TASK STATEMENT — Look through the entries for the string "value", and copy each line that holds it.

==================================================

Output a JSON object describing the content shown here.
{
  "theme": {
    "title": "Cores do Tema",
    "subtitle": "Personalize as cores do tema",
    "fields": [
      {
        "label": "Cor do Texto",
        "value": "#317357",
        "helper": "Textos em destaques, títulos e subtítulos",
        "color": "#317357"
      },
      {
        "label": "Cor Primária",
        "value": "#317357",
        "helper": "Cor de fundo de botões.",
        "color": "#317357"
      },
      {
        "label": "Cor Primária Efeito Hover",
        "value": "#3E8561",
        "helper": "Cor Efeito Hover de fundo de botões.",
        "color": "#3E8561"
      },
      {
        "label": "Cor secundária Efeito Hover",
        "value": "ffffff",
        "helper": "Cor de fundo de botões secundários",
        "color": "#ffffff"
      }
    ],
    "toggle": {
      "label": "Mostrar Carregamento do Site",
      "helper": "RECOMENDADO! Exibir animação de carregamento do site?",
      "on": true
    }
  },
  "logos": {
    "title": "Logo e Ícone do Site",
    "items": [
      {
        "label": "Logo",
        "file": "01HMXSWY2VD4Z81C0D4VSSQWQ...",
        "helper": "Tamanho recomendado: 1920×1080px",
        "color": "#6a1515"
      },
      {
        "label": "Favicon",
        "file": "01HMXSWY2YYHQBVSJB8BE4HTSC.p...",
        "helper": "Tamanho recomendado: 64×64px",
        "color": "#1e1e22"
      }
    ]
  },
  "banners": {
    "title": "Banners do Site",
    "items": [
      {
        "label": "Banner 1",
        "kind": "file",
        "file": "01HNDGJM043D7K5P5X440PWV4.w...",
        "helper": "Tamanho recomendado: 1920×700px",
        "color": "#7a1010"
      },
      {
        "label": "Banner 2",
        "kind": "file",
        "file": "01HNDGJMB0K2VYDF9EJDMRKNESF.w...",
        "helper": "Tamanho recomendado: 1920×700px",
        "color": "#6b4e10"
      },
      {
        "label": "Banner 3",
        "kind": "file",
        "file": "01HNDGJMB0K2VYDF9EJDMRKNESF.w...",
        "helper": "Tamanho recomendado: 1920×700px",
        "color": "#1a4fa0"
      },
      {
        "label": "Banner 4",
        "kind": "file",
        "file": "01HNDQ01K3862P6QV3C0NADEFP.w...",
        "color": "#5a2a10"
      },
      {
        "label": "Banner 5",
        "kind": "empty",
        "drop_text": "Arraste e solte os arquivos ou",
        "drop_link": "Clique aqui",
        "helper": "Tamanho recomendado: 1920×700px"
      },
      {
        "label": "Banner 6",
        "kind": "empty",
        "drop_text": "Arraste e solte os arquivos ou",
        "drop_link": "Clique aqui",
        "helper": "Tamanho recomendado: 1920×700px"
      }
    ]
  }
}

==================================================

OUTPUT OF THE EXERCISE —
        "value": "#317357",
        "value": "#317357",
        "value": "#3E8561",
        "value": "ffffff",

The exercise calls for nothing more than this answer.